In this case the engine's not running, so it can't be a FCU malfunction, so there's no point in trying to use the Emergency Power Lever to control the engine. Time to attempt a restart, which I'll talk about in detail in another post. But for now, there's more numbers to recall. During a start, fuel should be introduced when Ng RPM reaches a minimum of 12%, and the engine instruments should show ignition within 10 seconds of introducing fuel, indicated by increasing ITT. If ignition doesn't occur after 10 seconds, the fuel must be cut off again as it's just pooling in the engine, a big hazard. After ignition, as ITT increases and the engine accelerates, the ITT must be monitored to ensure it doesn't exceed 1090 degrees C for more than 2 seconds, otherwise engine damage will occur. Finally, Ng RPM should stabilize at a minimum of 52% if the start is successful. All of this occurs in the span of several seconds, so there's no time to refer to your books.

While troubleshooting the engine, ATC needs to be informed of the situation so they can get other airplanes out of the way and possibly get search and rescue crews going, in case that airport is out of reach. Chances are that we're already in contact with them, but if not, we'd have to set an emergency code on the transponder, 7700, and change to the emergency radio frequency, 121.5 to make contact with somebody, both numbers that need to be pulled up quickly.

Getting closer to the runway, start thinking about extending the flaps.

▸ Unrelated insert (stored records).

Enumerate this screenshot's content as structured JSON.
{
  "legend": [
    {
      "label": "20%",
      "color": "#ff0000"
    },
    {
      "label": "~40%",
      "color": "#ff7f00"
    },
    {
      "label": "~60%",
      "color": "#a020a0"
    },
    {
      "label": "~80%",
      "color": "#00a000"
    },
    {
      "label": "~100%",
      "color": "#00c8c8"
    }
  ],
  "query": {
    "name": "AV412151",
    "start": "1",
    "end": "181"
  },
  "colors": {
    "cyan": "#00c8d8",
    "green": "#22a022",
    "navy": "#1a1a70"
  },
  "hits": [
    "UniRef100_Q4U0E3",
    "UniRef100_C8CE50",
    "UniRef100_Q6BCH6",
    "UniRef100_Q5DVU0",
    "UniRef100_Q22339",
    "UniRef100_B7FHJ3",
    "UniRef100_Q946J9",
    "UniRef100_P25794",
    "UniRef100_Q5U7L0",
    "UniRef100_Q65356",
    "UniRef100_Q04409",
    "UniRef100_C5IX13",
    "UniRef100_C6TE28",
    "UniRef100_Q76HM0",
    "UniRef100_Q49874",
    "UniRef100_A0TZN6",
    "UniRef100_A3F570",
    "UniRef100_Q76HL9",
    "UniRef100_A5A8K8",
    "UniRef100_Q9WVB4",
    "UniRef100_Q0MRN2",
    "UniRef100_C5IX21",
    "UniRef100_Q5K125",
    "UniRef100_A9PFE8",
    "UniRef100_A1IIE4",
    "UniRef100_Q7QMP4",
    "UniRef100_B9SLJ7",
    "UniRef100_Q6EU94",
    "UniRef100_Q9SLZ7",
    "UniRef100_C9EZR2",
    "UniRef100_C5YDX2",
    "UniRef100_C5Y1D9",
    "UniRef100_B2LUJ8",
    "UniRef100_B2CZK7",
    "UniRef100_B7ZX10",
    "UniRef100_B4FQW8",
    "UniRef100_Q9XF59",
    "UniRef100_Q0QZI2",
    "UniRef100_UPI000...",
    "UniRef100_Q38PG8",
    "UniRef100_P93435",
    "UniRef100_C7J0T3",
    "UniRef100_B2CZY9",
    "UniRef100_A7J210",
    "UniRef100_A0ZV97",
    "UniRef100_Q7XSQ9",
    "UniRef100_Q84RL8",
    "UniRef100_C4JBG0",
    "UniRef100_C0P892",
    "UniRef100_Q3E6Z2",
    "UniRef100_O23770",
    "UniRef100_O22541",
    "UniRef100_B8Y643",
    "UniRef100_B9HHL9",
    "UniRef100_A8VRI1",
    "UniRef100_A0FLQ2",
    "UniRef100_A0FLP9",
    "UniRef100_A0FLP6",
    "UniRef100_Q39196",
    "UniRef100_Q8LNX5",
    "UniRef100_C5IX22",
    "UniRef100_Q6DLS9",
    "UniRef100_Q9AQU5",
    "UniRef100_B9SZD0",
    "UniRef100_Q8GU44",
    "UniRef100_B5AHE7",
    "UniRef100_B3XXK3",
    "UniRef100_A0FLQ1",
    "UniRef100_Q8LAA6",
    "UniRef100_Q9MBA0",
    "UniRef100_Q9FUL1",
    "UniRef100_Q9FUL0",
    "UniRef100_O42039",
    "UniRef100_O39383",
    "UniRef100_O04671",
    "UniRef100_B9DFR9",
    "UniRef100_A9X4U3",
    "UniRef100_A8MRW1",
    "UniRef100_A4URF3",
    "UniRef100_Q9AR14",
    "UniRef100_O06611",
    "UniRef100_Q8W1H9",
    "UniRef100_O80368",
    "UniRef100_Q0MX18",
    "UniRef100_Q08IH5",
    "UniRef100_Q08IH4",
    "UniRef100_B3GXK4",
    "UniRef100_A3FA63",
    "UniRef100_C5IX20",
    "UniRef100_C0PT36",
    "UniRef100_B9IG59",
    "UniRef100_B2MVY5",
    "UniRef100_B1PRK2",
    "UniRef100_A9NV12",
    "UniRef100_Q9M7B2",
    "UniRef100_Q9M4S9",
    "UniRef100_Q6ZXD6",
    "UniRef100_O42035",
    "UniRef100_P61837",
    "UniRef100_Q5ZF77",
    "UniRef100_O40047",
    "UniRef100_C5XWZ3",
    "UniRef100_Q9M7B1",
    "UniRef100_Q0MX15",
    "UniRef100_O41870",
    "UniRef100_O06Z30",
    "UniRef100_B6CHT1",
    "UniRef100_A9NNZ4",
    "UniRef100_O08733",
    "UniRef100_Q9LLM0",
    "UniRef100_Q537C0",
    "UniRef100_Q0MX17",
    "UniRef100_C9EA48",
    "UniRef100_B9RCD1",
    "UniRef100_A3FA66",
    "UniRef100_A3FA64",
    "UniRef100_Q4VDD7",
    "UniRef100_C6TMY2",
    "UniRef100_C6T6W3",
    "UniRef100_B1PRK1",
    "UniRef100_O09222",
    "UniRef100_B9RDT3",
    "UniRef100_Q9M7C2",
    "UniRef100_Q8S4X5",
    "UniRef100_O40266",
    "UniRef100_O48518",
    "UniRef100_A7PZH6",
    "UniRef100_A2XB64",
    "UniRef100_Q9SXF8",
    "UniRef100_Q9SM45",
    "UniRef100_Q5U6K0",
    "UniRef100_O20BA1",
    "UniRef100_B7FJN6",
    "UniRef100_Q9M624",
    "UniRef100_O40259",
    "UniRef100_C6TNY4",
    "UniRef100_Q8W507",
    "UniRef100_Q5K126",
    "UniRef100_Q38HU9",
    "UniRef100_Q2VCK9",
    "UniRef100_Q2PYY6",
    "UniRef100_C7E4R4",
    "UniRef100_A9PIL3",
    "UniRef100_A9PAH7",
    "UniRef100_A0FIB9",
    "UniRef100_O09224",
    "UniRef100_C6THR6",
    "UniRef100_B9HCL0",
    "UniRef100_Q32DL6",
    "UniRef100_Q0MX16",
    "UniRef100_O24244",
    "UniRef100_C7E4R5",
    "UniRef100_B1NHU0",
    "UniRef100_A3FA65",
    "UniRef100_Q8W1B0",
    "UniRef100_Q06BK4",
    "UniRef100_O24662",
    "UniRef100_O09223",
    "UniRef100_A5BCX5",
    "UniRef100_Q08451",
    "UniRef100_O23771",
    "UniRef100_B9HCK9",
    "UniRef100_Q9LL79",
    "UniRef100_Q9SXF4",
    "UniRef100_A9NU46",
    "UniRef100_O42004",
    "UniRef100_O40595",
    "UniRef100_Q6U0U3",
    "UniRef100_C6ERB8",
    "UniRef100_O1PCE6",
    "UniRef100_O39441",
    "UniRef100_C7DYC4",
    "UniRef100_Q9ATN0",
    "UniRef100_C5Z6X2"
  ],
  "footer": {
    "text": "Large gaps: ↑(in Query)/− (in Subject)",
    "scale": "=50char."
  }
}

The Caravan has 3 flap settings, 10, 20, and 30 degrees. The maximum speeds for extension of each of those flap settings is 175, 150, and 125 kts. Since we're gliding at 95 kts already, those limit speeds won't be a problem. In preparation for touchdown, the speed needs to be reduced to a speed appropriate for a landing without engine power with the flaps fully extended, 80 kts. Be considerably faster than this on final, and the airplane will have to be much speed, float in the flare, and possibly overshoot your landing point. Hitting the ditch at the far end of the landing area is just as bad as hitting the ditch just before the landing area. Be much slower than this, and the airplane may hit hard as there isn't enough airspeed to get a good flare.

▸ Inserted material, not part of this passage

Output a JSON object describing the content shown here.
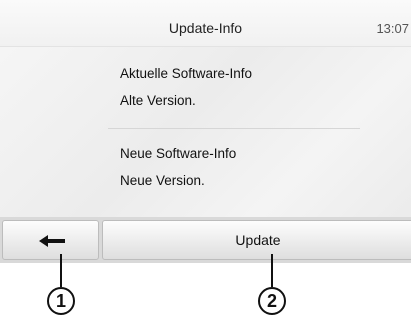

It takes a considerable amount of effort to cram all these numbers into your head since it's just rote memorization. Once crammed in there, they also tend to be the first things to fall out if you don't fly for a while. Which is why staying current is so important for pilots. There's so much information that needs to be crammed into your head and available on short notice, that you need to review frequently. Sure you could go flying without knowing the numbers. Happens all the time. Most of the time, you know just enough of the numbers that you need on a daily basis and that gets you by just fine. But then worst case, there may be a situation where if you don't pull them out of your head immediately, it can lead to airplane or engine damage, or getting stuck over a mountain range in a glider.

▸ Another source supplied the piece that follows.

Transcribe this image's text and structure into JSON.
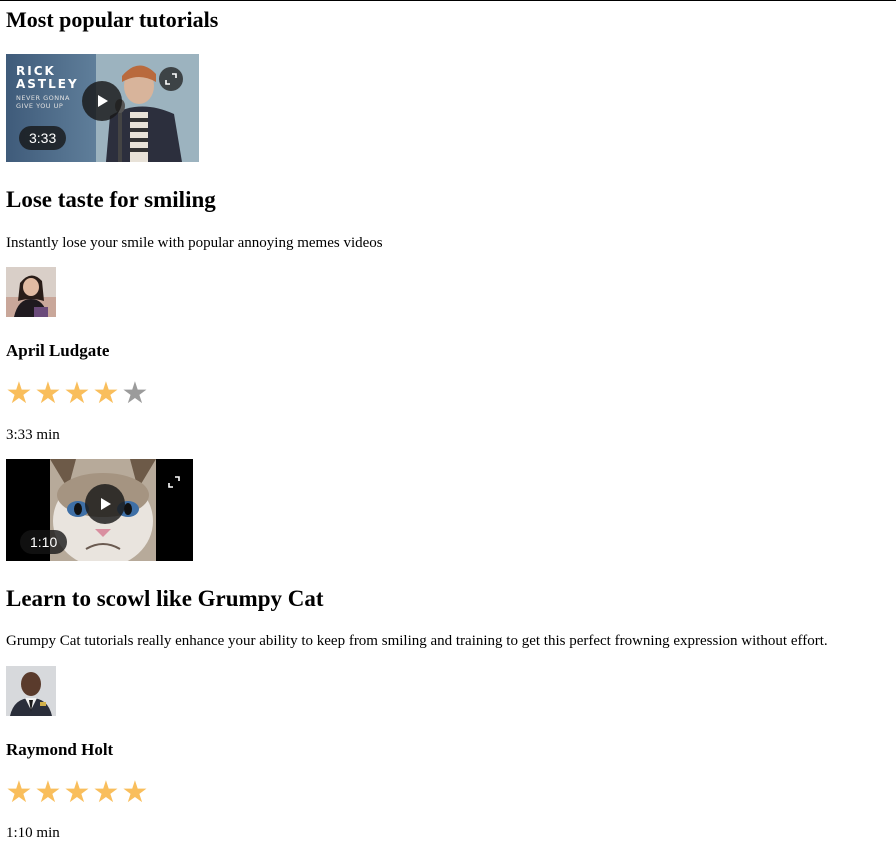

In case you're curious, here's an explanation for all those numbers in the title:
175 - Max operating speed
150 - Max speed flaps 20
125 - Max speed flaps full
148 - Maneuvering speed at 8750 lbs
27.5 - Bus volts when on the standby alternator
28.5 - Bus volts when on the main generator
24 - Minimum battery volts to start the engine on the battery
20 - Minimum battery volts to start the engine using an external power cart
11.7 - Minimum TKS fluid required for dispatch into known icing conditions
10/11/12 - Configuration for an instrument approach, 10 degrees flaps, 1100 torque, 120 kts
1090 - Maximum starting ITT
765 - Maximum climb ITT
30s/60s/30s/60s/30s/30min - Starter duty cycle limits on the battery
20s/120s/20s/120s/20s/60min - Starter duty cycle limits on the external power cart